··· Material for the task ···

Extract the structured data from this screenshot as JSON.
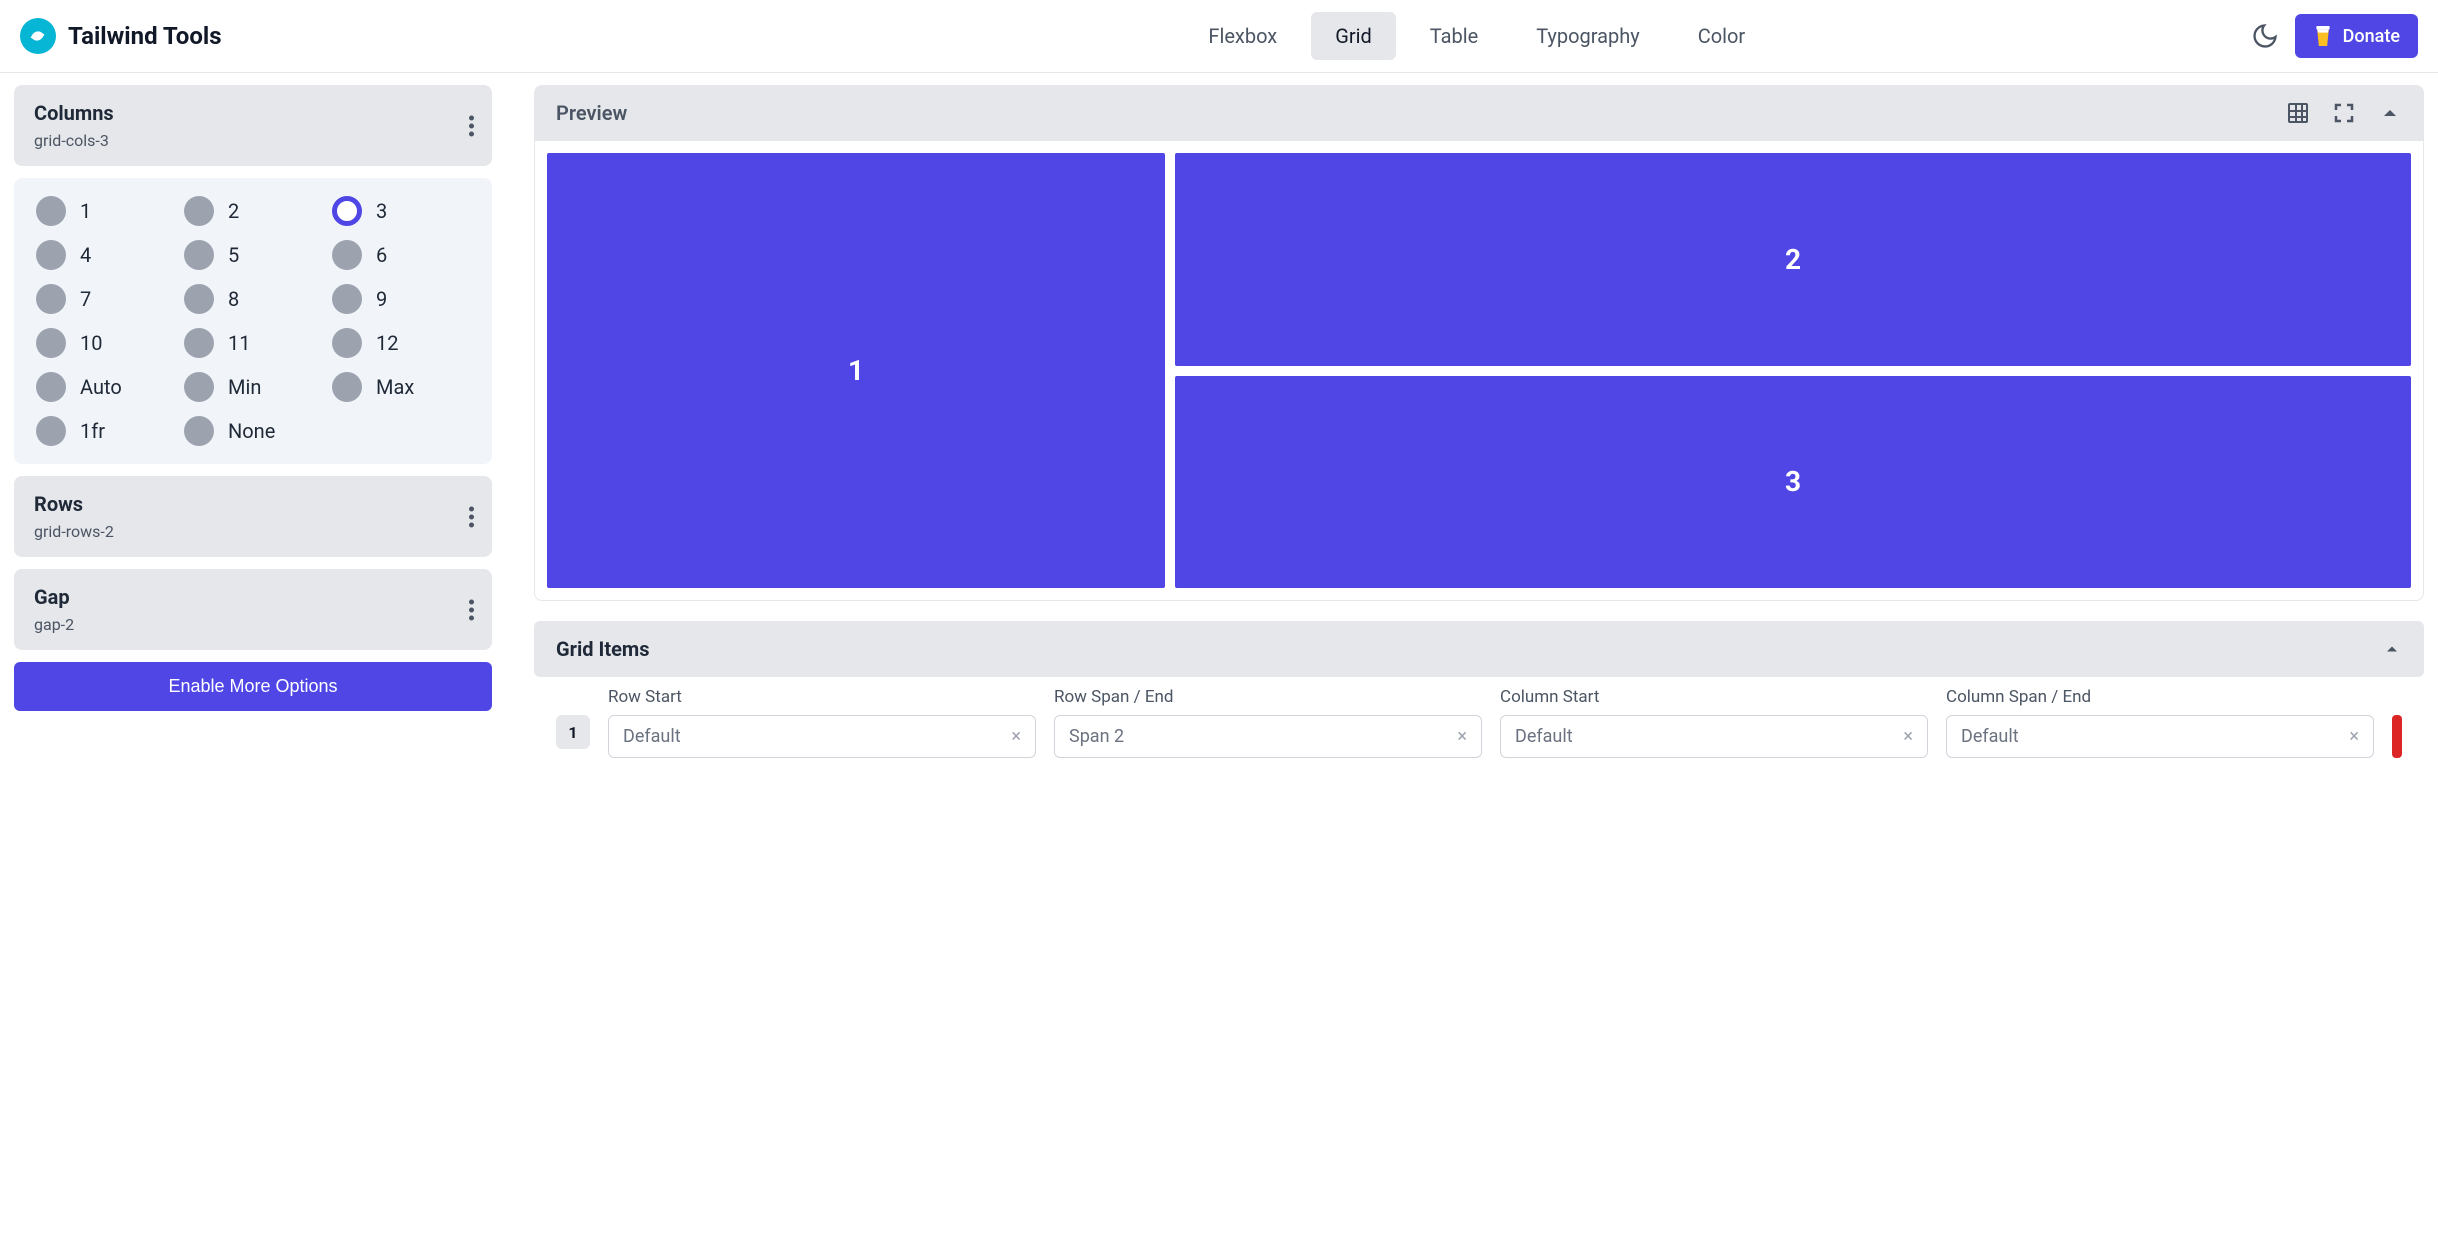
{
  "header": {
    "brand": "Tailwind Tools",
    "nav": [
      "Flexbox",
      "Grid",
      "Table",
      "Typography",
      "Color"
    ],
    "nav_active": "Grid",
    "donate": "Donate"
  },
  "columns": {
    "title": "Columns",
    "sub": "grid-cols-3",
    "options": [
      "1",
      "2",
      "3",
      "4",
      "5",
      "6",
      "7",
      "8",
      "9",
      "10",
      "11",
      "12",
      "Auto",
      "Min",
      "Max",
      "1fr",
      "None"
    ],
    "selected": "3"
  },
  "rows": {
    "title": "Rows",
    "sub": "grid-rows-2"
  },
  "gap": {
    "title": "Gap",
    "sub": "gap-2"
  },
  "enable_btn": "Enable More Options",
  "preview": {
    "title": "Preview",
    "cells": [
      "1",
      "2",
      "3"
    ]
  },
  "grid_items": {
    "title": "Grid Items",
    "item_num": "1",
    "cols": [
      "Row Start",
      "Row Span / End",
      "Column Start",
      "Column Span / End"
    ],
    "values": [
      "Default",
      "Span 2",
      "Default",
      "Default"
    ]
  }
}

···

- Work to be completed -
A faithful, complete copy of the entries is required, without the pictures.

- Written response -
Extract the structured data from this screenshot as JSON.
{
  "header": {
    "brand": "Tailwind Tools",
    "nav": [
      "Flexbox",
      "Grid",
      "Table",
      "Typography",
      "Color"
    ],
    "nav_active": "Grid",
    "donate": "Donate"
  },
  "columns": {
    "title": "Columns",
    "sub": "grid-cols-3",
    "options": [
      "1",
      "2",
      "3",
      "4",
      "5",
      "6",
      "7",
      "8",
      "9",
      "10",
      "11",
      "12",
      "Auto",
      "Min",
      "Max",
      "1fr",
      "None"
    ],
    "selected": "3"
  },
  "rows": {
    "title": "Rows",
    "sub": "grid-rows-2"
  },
  "gap": {
    "title": "Gap",
    "sub": "gap-2"
  },
  "enable_btn": "Enable More Options",
  "preview": {
    "title": "Preview",
    "cells": [
      "1",
      "2",
      "3"
    ]
  },
  "grid_items": {
    "title": "Grid Items",
    "item_num": "1",
    "cols": [
      "Row Start",
      "Row Span / End",
      "Column Start",
      "Column Span / End"
    ],
    "values": [
      "Default",
      "Span 2",
      "Default",
      "Default"
    ]
  }
}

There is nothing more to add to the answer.